Monitor, Listen + Take Action! 

Don’t waste insights at your fingertips. There are many conversations happening online at all times. Within these posts and comments, there are nuggets of real value to businesses. Review sites give us insight into pain points and frustrations, as well as delight from customers. But imagine the depth of  comments and insights about our businesses, that exist online without us knowing?  Using something as simple as Google Alerts can help you stay on top of brand mentions. These insights can help inform product and service development, as well as campaign planning. What are your customers saying? How can you turn this into actionable insights? (Read: Social Listening How To)

Be Strategic About Ads.

Don’t spray and pray. When you spend money on ads online or offline, be strategic. Know what your goals are and start small by testing. Don’t forget the last step of advertising- reviewing results! If you skip this test, you may as well start burning your money. Make sure your ads are complaint with each respective channel and keep in mind that they change frequently.

Content Syndication.

Don’t forget about Evergreen Content. When you look at the content you create for your ideal client or customer surrounding your business or industry, it should theoretically be evergreen. Meaning that even if you post it in 2007, it should be relevant in 2017. For example, as a marketer nothing has fundamentally changed when it comes to building relationships. So if I wrote a blog about relationship building for businesses back in 2007, not much would have changed as of 2018 (except for the mediums used to build relationships.)

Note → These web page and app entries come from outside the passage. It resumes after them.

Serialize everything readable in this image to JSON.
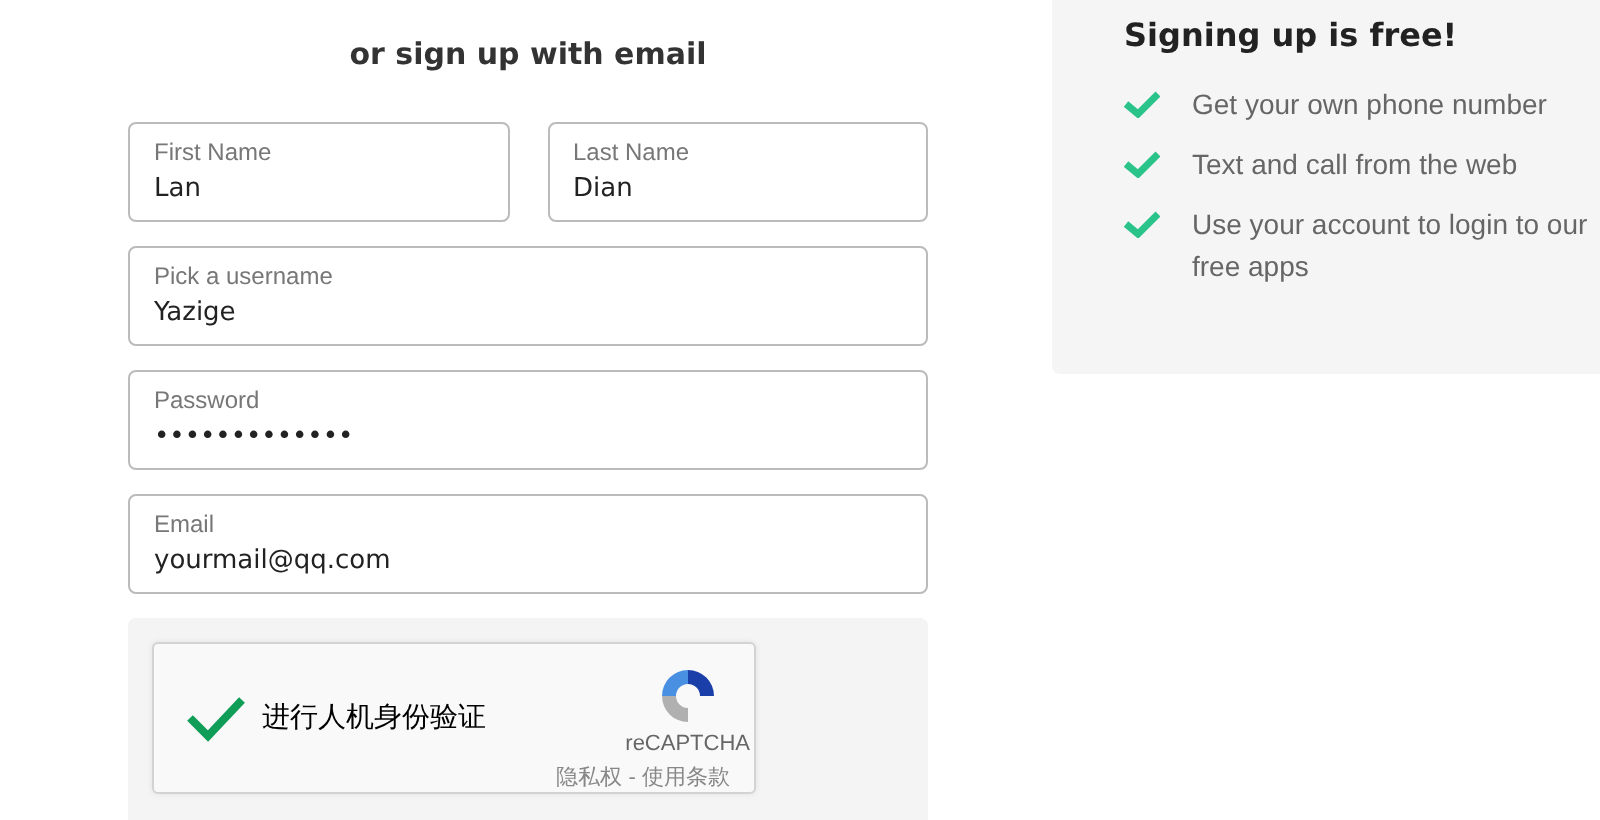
{
  "form": {
    "heading": "or sign up with email",
    "name_fields": [
      {
        "label": "First Name",
        "value": "Lan"
      },
      {
        "label": "Last Name",
        "value": "Dian"
      }
    ],
    "fields": [
      {
        "label": "Pick a username",
        "value": "Yazige"
      },
      {
        "label": "Password",
        "value": "•••••••••••••"
      },
      {
        "label": "Email",
        "value": "yourmail@qq.com"
      }
    ],
    "captcha": {
      "checked": true,
      "label": "进行人机身份验证",
      "brand": "reCAPTCHA",
      "links": "隐私权 - 使用条款"
    }
  },
  "benefits": {
    "title": "Signing up is free!",
    "items": [
      "Get your own phone number",
      "Text and call from the web",
      "Use your account to login to our free apps"
    ]
  }
}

Look for allies. Whether you’re a brick and mortar or online business, look for opportunities to collaborate with complimentary businesses. This benefits both sides because it gives you access to their networks and vice versa. For example, if you’re a jeweller specializing in unique womens pieces you may want to partner with another business that specializes in womens offerings, like clothing, makeup etc.

Tactics to rethink

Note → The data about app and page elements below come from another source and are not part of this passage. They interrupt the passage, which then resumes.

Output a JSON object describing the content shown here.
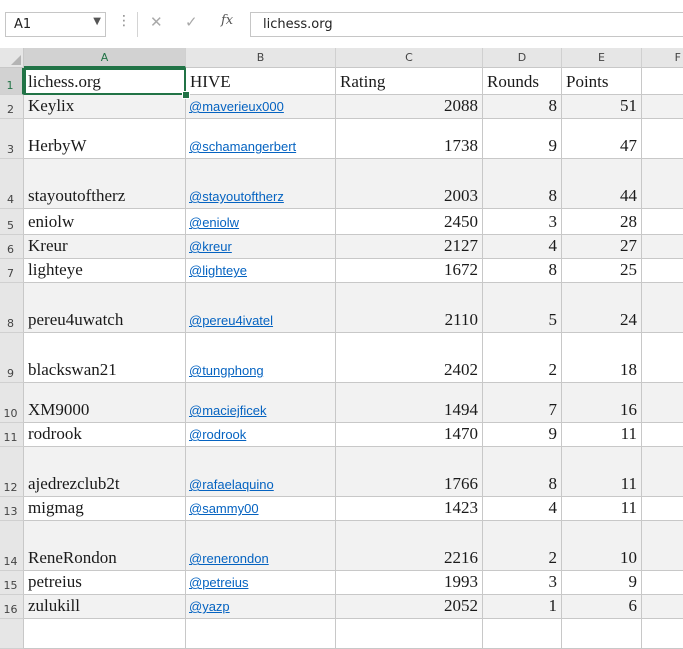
{
  "formula_bar": {
    "name_box": "A1",
    "formula": "lichess.org",
    "fx_label": "fx",
    "cancel_glyph": "✕",
    "enter_glyph": "✓",
    "more_glyph": "⋮"
  },
  "columns": [
    "A",
    "B",
    "C",
    "D",
    "E",
    "F"
  ],
  "rows": [
    {
      "n": "1",
      "a": "lichess.org",
      "b": "HIVE",
      "c": "Rating",
      "d": "Rounds",
      "e": "Points",
      "header": true
    },
    {
      "n": "2",
      "a": "Keylix",
      "b": "@maverieux000",
      "c": "2088",
      "d": "8",
      "e": "51"
    },
    {
      "n": "3",
      "a": "HerbyW",
      "b": "@schamangerbert",
      "c": "1738",
      "d": "9",
      "e": "47"
    },
    {
      "n": "4",
      "a": "stayoutoftherz",
      "b": "@stayoutoftherz",
      "c": "2003",
      "d": "8",
      "e": "44"
    },
    {
      "n": "5",
      "a": "eniolw",
      "b": "@eniolw",
      "c": "2450",
      "d": "3",
      "e": "28"
    },
    {
      "n": "6",
      "a": "Kreur",
      "b": "@kreur",
      "c": "2127",
      "d": "4",
      "e": "27"
    },
    {
      "n": "7",
      "a": "lighteye",
      "b": "@lighteye",
      "c": "1672",
      "d": "8",
      "e": "25"
    },
    {
      "n": "8",
      "a": "pereu4uwatch",
      "b": "@pereu4ivatel",
      "c": "2110",
      "d": "5",
      "e": "24"
    },
    {
      "n": "9",
      "a": "blackswan21",
      "b": "@tungphong",
      "c": "2402",
      "d": "2",
      "e": "18"
    },
    {
      "n": "10",
      "a": "XM9000",
      "b": "@maciejficek",
      "c": "1494",
      "d": "7",
      "e": "16"
    },
    {
      "n": "11",
      "a": "rodrook",
      "b": "@rodrook",
      "c": "1470",
      "d": "9",
      "e": "11"
    },
    {
      "n": "12",
      "a": "ajedrezclub2t",
      "b": "@rafaelaquino",
      "c": "1766",
      "d": "8",
      "e": "11"
    },
    {
      "n": "13",
      "a": "migmag",
      "b": "@sammy00",
      "c": "1423",
      "d": "4",
      "e": "11"
    },
    {
      "n": "14",
      "a": "ReneRondon",
      "b": "@renerondon",
      "c": "2216",
      "d": "2",
      "e": "10"
    },
    {
      "n": "15",
      "a": "petreius",
      "b": "@petreius",
      "c": "1993",
      "d": "3",
      "e": "9"
    },
    {
      "n": "16",
      "a": "zulukill",
      "b": "@yazp",
      "c": "2052",
      "d": "1",
      "e": "6"
    },
    {
      "n": "",
      "a": "",
      "b": "",
      "c": "",
      "d": "",
      "e": ""
    }
  ],
  "colors": {
    "accent": "#217346",
    "link": "#0563c1",
    "banded_row": "#f2f2f2"
  }
}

1. Sharing client information without their permission. (e.g.: I saw someone who recorded a client call to Instagram to show off how happy they were with him. They may have asked for permission, but then it looks staged.)
2. Follow for Follow. (e.g.: Following someone on a social channel and then requesting that they follow you back. There is typically no value in this.)
3. Stop Spamming. (e.g.: Automating Instagram comments. Bad Marketing Automation just turns people off. It is not a growth hack.
4. Cross Posting without checking links. (e.g.t: If you post to Facebook and directly link to Twitter, the preview may not show up properly and it will just show a boring link.)
5. Hiring a third party to just throw stuff up. (e.g.: Social media is a lot more than just posting stuff to your business pages to show activity; if you hire someone to help make sure the content that is shared is relevant!)
6. Hijacking hashtags that aren’t relevant. (e.g.: Don’t be like the realtors in Ontario that used #AmberAlert in their tweets about new listings. Use trending hashtags when appropriate!)
7. Don’t just broadcast. (e.g.: I hate to pick on real estate, but only throwing up your listings is not necessarily going to get you the outcomes you want or expect. Think about social media as two-way communication. How would you feel if your friends only showed up when they needed something from you?)

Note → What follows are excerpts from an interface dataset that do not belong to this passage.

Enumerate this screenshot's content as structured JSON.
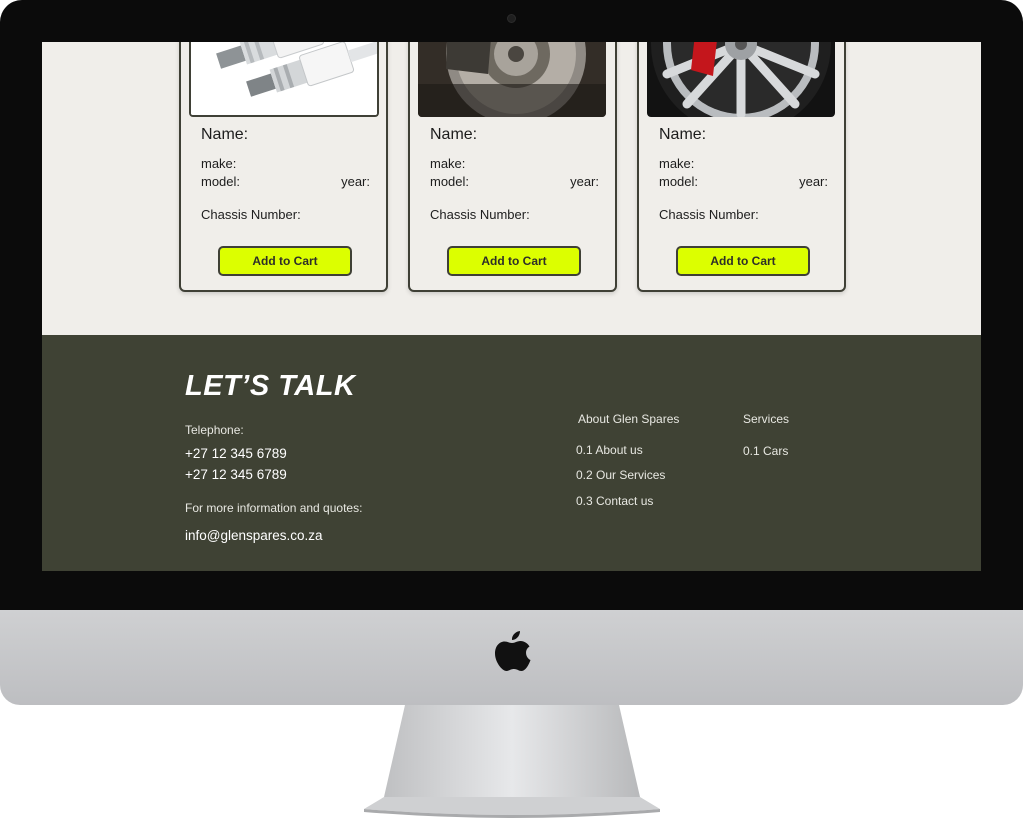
{
  "products": [
    {
      "image": "spark-plugs-image",
      "name_label": "Name:",
      "make_label": "make:",
      "model_label": "model:",
      "year_label": "year:",
      "chassis_label": "Chassis Number:",
      "button_label": "Add to Cart"
    },
    {
      "image": "brake-disc-image",
      "name_label": "Name:",
      "make_label": "make:",
      "model_label": "model:",
      "year_label": "year:",
      "chassis_label": "Chassis Number:",
      "button_label": "Add to Cart"
    },
    {
      "image": "alloy-wheel-image",
      "name_label": "Name:",
      "make_label": "make:",
      "model_label": "model:",
      "year_label": "year:",
      "chassis_label": "Chassis Number:",
      "button_label": "Add to Cart"
    }
  ],
  "footer": {
    "heading": "LET’S TALK",
    "telephone_label": "Telephone:",
    "phones": [
      "+27 12 345 6789",
      "+27 12 345 6789"
    ],
    "info_label": "For more information and quotes:",
    "email": "info@glenspares.co.za",
    "about": {
      "heading": "About Glen Spares",
      "links": [
        "0.1 About us",
        "0.2 Our Services",
        "0.3 Contact us"
      ]
    },
    "services": {
      "heading": "Services",
      "links": [
        "0.1 Cars"
      ]
    }
  },
  "colors": {
    "accent": "#dcff00",
    "footer_bg": "#3f4234",
    "page_bg": "#f0eeea",
    "border": "#3f4036"
  },
  "device": {
    "logo": "apple-logo-icon"
  }
}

Kat Macaulay, BA ADdPR BnC
Kat Macaulay, BA ADdPR BnC
Kat Macaulay is a Marketing Strategist, Writer + Speaker known for her no-nonsense approach to pretty much everything. Using data insights, she helps organizations market more effectively to get results that matter. She's also a high-scoring instructor at Mount Royal University, where she teaches Social Media Analytics and Google Analytics + Marketing Measurement. She holds certifications from Google, as well as Facebook and is currently working toward a specialization in Marketing Analytics and a certificate in Data Science from IBM. When she’s not busy juggling kids, volunteering + work, she’s busy planning her retirement to Cape Breton.